Stored records
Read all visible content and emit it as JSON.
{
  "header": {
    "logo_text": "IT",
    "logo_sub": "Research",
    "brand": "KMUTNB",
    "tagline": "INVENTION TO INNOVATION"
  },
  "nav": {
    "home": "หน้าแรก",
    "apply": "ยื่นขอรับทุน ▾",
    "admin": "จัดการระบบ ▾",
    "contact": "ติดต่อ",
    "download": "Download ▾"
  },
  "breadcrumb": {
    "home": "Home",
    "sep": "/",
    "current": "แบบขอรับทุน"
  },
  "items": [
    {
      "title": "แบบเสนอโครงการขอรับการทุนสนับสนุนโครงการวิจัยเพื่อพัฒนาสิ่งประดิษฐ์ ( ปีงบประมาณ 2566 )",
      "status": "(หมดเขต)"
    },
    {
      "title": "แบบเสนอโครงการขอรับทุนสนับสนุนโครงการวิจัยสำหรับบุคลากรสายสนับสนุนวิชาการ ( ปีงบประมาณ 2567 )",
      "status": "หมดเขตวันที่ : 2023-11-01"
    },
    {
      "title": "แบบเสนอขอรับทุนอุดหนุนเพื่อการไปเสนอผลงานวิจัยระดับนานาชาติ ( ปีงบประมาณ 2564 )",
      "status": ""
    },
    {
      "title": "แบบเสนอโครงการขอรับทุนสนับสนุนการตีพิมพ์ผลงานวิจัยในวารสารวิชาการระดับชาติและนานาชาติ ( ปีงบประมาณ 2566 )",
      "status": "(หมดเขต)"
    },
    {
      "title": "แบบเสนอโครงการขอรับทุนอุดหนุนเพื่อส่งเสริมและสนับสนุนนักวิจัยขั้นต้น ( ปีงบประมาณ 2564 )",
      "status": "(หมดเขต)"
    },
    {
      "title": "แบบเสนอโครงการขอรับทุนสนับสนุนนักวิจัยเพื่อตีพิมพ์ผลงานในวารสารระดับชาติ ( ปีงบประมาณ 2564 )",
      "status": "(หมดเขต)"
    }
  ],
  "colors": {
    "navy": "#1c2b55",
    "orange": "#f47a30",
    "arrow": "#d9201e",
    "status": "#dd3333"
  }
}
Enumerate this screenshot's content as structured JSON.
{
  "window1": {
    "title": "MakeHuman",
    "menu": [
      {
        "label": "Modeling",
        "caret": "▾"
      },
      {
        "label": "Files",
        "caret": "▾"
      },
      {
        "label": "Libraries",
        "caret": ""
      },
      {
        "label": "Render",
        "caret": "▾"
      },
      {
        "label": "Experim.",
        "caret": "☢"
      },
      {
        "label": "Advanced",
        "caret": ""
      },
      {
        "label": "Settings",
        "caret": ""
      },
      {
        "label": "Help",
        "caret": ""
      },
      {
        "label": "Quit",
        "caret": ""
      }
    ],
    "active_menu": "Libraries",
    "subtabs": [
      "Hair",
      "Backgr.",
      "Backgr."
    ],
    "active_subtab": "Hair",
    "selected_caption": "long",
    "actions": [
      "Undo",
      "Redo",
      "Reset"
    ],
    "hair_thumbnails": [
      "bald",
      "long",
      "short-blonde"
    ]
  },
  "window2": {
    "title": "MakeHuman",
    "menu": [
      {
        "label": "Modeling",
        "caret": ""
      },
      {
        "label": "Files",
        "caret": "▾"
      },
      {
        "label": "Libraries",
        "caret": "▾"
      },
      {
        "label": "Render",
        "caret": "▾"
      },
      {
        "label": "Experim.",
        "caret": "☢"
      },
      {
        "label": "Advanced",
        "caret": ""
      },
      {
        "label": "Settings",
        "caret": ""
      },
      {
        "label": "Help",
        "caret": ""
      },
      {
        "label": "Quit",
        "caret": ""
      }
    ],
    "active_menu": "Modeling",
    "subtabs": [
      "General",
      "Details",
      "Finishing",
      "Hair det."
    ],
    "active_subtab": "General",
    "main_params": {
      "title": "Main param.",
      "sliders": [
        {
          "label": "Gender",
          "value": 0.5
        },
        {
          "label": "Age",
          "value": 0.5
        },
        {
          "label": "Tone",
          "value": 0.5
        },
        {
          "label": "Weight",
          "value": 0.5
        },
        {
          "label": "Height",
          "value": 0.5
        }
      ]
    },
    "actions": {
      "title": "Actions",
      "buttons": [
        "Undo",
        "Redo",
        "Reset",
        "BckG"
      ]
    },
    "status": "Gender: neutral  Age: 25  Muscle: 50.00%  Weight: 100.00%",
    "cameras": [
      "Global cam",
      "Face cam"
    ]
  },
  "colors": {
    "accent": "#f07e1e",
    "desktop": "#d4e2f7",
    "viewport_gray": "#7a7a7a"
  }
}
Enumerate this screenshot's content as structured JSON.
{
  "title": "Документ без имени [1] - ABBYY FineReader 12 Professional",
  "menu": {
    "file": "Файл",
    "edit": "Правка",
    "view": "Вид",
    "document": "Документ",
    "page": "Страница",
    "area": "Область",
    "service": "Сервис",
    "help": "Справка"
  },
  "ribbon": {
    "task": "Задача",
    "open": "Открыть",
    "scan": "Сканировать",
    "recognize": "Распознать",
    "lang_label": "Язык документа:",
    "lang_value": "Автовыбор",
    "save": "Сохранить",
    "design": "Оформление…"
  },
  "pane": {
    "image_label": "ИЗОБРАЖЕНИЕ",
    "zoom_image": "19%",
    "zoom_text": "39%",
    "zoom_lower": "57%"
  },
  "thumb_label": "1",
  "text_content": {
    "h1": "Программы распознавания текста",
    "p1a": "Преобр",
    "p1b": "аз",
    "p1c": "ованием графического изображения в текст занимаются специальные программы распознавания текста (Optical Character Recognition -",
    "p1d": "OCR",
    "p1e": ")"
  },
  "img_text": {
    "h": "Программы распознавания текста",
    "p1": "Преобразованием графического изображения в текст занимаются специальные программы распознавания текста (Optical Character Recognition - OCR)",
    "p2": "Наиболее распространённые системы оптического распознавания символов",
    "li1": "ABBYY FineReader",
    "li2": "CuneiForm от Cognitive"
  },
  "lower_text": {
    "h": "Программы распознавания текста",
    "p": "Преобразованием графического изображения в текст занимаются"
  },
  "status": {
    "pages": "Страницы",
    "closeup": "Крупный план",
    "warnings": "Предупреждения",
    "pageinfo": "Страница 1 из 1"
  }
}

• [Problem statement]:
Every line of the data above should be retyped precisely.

• [Written response]:
Read all visible content and emit it as JSON.
{
  "header": {
    "logo_text": "IT",
    "logo_sub": "Research",
    "brand": "KMUTNB",
    "tagline": "INVENTION TO INNOVATION"
  },
  "nav": {
    "home": "หน้าแรก",
    "apply": "ยื่นขอรับทุน ▾",
    "admin": "จัดการระบบ ▾",
    "contact": "ติดต่อ",
    "download": "Download ▾"
  },
  "breadcrumb": {
    "home": "Home",
    "sep": "/",
    "current": "แบบขอรับทุน"
  },
  "items": [
    {
      "title": "แบบเสนอโครงการขอรับการทุนสนับสนุนโครงการวิจัยเพื่อพัฒนาสิ่งประดิษฐ์ ( ปีงบประมาณ 2566 )",
      "status": "(หมดเขต)"
    },
    {
      "title": "แบบเสนอโครงการขอรับทุนสนับสนุนโครงการวิจัยสำหรับบุคลากรสายสนับสนุนวิชาการ ( ปีงบประมาณ 2567 )",
      "status": "หมดเขตวันที่ : 2023-11-01"
    },
    {
      "title": "แบบเสนอขอรับทุนอุดหนุนเพื่อการไปเสนอผลงานวิจัยระดับนานาชาติ ( ปีงบประมาณ 2564 )",
      "status": ""
    },
    {
      "title": "แบบเสนอโครงการขอรับทุนสนับสนุนการตีพิมพ์ผลงานวิจัยในวารสารวิชาการระดับชาติและนานาชาติ ( ปีงบประมาณ 2566 )",
      "status": "(หมดเขต)"
    },
    {
      "title": "แบบเสนอโครงการขอรับทุนอุดหนุนเพื่อส่งเสริมและสนับสนุนนักวิจัยขั้นต้น ( ปีงบประมาณ 2564 )",
      "status": "(หมดเขต)"
    },
    {
      "title": "แบบเสนอโครงการขอรับทุนสนับสนุนนักวิจัยเพื่อตีพิมพ์ผลงานในวารสารระดับชาติ ( ปีงบประมาณ 2564 )",
      "status": "(หมดเขต)"
    }
  ],
  "colors": {
    "navy": "#1c2b55",
    "orange": "#f47a30",
    "arrow": "#d9201e",
    "status": "#dd3333"
  }
}
Enumerate this screenshot's content as structured JSON.
{
  "window1": {
    "title": "MakeHuman",
    "menu": [
      {
        "label": "Modeling",
        "caret": "▾"
      },
      {
        "label": "Files",
        "caret": "▾"
      },
      {
        "label": "Libraries",
        "caret": ""
      },
      {
        "label": "Render",
        "caret": "▾"
      },
      {
        "label": "Experim.",
        "caret": "☢"
      },
      {
        "label": "Advanced",
        "caret": ""
      },
      {
        "label": "Settings",
        "caret": ""
      },
      {
        "label": "Help",
        "caret": ""
      },
      {
        "label": "Quit",
        "caret": ""
      }
    ],
    "active_menu": "Libraries",
    "subtabs": [
      "Hair",
      "Backgr.",
      "Backgr."
    ],
    "active_subtab": "Hair",
    "selected_caption": "long",
    "actions": [
      "Undo",
      "Redo",
      "Reset"
    ],
    "hair_thumbnails": [
      "bald",
      "long",
      "short-blonde"
    ]
  },
  "window2": {
    "title": "MakeHuman",
    "menu": [
      {
        "label": "Modeling",
        "caret": ""
      },
      {
        "label": "Files",
        "caret": "▾"
      },
      {
        "label": "Libraries",
        "caret": "▾"
      },
      {
        "label": "Render",
        "caret": "▾"
      },
      {
        "label": "Experim.",
        "caret": "☢"
      },
      {
        "label": "Advanced",
        "caret": ""
      },
      {
        "label": "Settings",
        "caret": ""
      },
      {
        "label": "Help",
        "caret": ""
      },
      {
        "label": "Quit",
        "caret": ""
      }
    ],
    "active_menu": "Modeling",
    "subtabs": [
      "General",
      "Details",
      "Finishing",
      "Hair det."
    ],
    "active_subtab": "General",
    "main_params": {
      "title": "Main param.",
      "sliders": [
        {
          "label": "Gender",
          "value": 0.5
        },
        {
          "label": "Age",
          "value": 0.5
        },
        {
          "label": "Tone",
          "value": 0.5
        },
        {
          "label": "Weight",
          "value": 0.5
        },
        {
          "label": "Height",
          "value": 0.5
        }
      ]
    },
    "actions": {
      "title": "Actions",
      "buttons": [
        "Undo",
        "Redo",
        "Reset",
        "BckG"
      ]
    },
    "status": "Gender: neutral  Age: 25  Muscle: 50.00%  Weight: 100.00%",
    "cameras": [
      "Global cam",
      "Face cam"
    ]
  },
  "colors": {
    "accent": "#f07e1e",
    "desktop": "#d4e2f7",
    "viewport_gray": "#7a7a7a"
  }
}
Enumerate this screenshot's content as structured JSON.
{
  "title": "Документ без имени [1] - ABBYY FineReader 12 Professional",
  "menu": {
    "file": "Файл",
    "edit": "Правка",
    "view": "Вид",
    "document": "Документ",
    "page": "Страница",
    "area": "Область",
    "service": "Сервис",
    "help": "Справка"
  },
  "ribbon": {
    "task": "Задача",
    "open": "Открыть",
    "scan": "Сканировать",
    "recognize": "Распознать",
    "lang_label": "Язык документа:",
    "lang_value": "Автовыбор",
    "save": "Сохранить",
    "design": "Оформление…"
  },
  "pane": {
    "image_label": "ИЗОБРАЖЕНИЕ",
    "zoom_image": "19%",
    "zoom_text": "39%",
    "zoom_lower": "57%"
  },
  "thumb_label": "1",
  "text_content": {
    "h1": "Программы распознавания текста",
    "p1a": "Преобр",
    "p1b": "аз",
    "p1c": "ованием графического изображения в текст занимаются специальные программы распознавания текста (Optical Character Recognition -",
    "p1d": "OCR",
    "p1e": ")"
  },
  "img_text": {
    "h": "Программы распознавания текста",
    "p1": "Преобразованием графического изображения в текст занимаются специальные программы распознавания текста (Optical Character Recognition - OCR)",
    "p2": "Наиболее распространённые системы оптического распознавания символов",
    "li1": "ABBYY FineReader",
    "li2": "CuneiForm от Cognitive"
  },
  "lower_text": {
    "h": "Программы распознавания текста",
    "p": "Преобразованием графического изображения в текст занимаются"
  },
  "status": {
    "pages": "Страницы",
    "closeup": "Крупный план",
    "warnings": "Предупреждения",
    "pageinfo": "Страница 1 из 1"
  }
}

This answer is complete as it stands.